The training of some 500 young sailors for Somalia's new navy began last Wednesday on the grounds of the Old Port in northern Mogadishu.

It is a facility which, like the rest of the capital, clearly shows the deep scars and neglect of nearly two decades of civil war. Amid the ruin, the navy's new chief, Admiral Farah Omar Ahmed, is attempting to resurrect a branch of the Somali armed forces that disintegrated with the country in 1991.

Ahmed has not held a command since 1982. But in an interview with VOA in Mogadishu, he said he is ready to lead.

The admiral said the young men are volunteers between the ages of 18 and 25. He said they are the first of what he hopes will eventually be a naval force of 5,000 men, capable of curbing piracy and other illegal activities in Somali waters.

For now, most of the naval training is taking place on land. Somalia's transitional federal government does not control much of the country, let alone Somalia's 3,000 kilometer-long coastline. And it has no ships capable of carrying large numbers of men.

Even the $60 monthly salary promised to each sailor is largely dependent on the payment of more than $200 million pledged at a donor conference two months ago in Brussels. Government officials have complained that little, if any, of the money has reached Mogadishu.

Horn of Africa analyst at Chatham House, Roger Middleton, said to hope for a functioning navy in Somalia right now is simply not realistic.

"Piracy is a big problem for the rest of the world and the central government will try to use this as a means to buttress their support internationally to gain money, and that is perfectly normal and understandable. But the government is fighting for its survival against al-Shabab and their focus is going to be on fighting the war on land. If they do not focus on that, they will not be around for very long," he said.

Al-Shabab is an al-Qaida-linked militant group that is leading an insurgency to overthrow Somalia's U.N.-backed government. The election of a moderate Islamist in January to head the government, and the government's subsequent moves to install Islamic law in the country, has done little to appease the militants.

Months of near-daily battles in Mogadishu and elsewhere in the country between al-Shabab and allied militias and government and pro-government forces underscore a war for control of Somalia that is worse than anything the country has seen in nearly 20 years of conflict.
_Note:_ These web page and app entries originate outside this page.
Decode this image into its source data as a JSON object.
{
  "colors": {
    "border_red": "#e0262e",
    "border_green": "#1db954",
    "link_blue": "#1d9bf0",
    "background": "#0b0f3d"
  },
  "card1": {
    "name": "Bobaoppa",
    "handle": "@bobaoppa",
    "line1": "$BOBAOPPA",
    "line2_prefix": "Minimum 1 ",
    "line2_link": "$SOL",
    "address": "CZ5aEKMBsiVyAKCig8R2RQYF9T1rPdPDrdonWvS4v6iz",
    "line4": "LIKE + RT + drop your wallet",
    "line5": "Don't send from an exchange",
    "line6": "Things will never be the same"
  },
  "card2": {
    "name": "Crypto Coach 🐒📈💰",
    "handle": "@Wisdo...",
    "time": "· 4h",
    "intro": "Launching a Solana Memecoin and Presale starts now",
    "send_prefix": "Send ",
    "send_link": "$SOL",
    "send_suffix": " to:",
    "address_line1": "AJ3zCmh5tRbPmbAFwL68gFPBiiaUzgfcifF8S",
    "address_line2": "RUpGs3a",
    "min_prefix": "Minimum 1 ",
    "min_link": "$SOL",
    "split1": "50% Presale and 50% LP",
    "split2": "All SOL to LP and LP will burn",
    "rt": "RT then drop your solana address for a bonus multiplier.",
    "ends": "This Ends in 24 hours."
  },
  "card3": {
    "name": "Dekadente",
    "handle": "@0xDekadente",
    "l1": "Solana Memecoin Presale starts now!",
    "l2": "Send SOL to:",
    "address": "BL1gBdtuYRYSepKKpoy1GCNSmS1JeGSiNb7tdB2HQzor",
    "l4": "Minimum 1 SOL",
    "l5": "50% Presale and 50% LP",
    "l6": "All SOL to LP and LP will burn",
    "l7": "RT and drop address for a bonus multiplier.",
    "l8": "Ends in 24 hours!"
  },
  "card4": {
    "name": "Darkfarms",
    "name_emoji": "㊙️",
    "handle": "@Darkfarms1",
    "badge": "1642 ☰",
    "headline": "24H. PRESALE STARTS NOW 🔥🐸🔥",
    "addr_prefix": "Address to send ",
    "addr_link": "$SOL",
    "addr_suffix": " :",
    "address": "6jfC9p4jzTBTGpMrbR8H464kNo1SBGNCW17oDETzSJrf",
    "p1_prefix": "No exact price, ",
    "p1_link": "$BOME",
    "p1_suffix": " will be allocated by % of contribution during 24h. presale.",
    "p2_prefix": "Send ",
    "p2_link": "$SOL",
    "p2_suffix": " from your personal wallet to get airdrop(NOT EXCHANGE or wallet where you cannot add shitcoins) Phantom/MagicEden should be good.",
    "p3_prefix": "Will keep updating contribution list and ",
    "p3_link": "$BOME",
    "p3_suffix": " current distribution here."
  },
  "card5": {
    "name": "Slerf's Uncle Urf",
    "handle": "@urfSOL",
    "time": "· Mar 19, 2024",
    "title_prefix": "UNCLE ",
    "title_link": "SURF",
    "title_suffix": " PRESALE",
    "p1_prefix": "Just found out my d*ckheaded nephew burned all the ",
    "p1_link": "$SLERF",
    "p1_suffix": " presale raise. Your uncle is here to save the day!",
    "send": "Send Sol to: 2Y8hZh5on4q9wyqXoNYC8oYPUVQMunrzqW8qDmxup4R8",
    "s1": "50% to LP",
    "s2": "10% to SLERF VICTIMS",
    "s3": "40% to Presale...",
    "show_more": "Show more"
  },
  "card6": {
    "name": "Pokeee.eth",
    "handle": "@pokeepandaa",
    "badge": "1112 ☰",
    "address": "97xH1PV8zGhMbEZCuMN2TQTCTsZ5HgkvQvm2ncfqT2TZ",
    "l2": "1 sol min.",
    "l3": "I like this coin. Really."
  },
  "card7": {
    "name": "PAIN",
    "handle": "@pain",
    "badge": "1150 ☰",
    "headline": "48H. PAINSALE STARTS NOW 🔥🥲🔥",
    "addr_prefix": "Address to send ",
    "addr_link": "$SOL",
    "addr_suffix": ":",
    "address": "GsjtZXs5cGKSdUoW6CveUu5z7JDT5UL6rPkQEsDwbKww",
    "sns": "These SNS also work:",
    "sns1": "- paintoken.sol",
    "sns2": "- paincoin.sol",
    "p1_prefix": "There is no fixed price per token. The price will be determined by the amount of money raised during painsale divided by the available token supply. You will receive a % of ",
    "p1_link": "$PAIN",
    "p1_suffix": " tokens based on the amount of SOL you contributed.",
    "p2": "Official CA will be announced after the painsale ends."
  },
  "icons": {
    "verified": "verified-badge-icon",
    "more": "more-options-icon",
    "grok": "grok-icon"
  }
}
Analysts widely agree that the insurgency, combined with what many people describe as a half-hearted commitment from the African Union, the United Nations, and western countries to provide tangible backing, is preventing the government from implementing meaningful measures that could improve the lives of ordinary Somalis. And that, they say, is costing the government the popular support it needs to win the war against its opponents.

Meanwhile, warships from more than 20 countries are trying to protect vital shipping lanes off the coast of Somalia from pirate attacks. There has been rising concern in the shipping industry that given the financial cost of such operations, governments may be tempted to scale back their commitments.

To make matters worse, Somali pirates have also started hunting further from shore, attacking ships in waters as far north as Oman to the Seychelles Islands in the Indian Ocean.

Analyst J. Peter Pham said he supports the Somali government efforts to build a navy that can take over maritime security duties from the international community. But he said a fragile government, preoccupied with establishing authority, cannot do it alone.

"It can be built under the aegis of the African Union, serving a regional capability, and if at some future date, there is a government that is effective and legitimate and accountable, that institution that is built up under the aegis of the A.U. could be turned over to the government at a later date. An African Union-regional coast guard could at least begin patrolling areas along the coast and rendering assistance to vessels in distress," he added.

The fear is that if nothing is done to address the intertwined problems of political instability and piracy, thousands of more young men in Somalia will soon turn to piracy as a way out of endless poverty and war.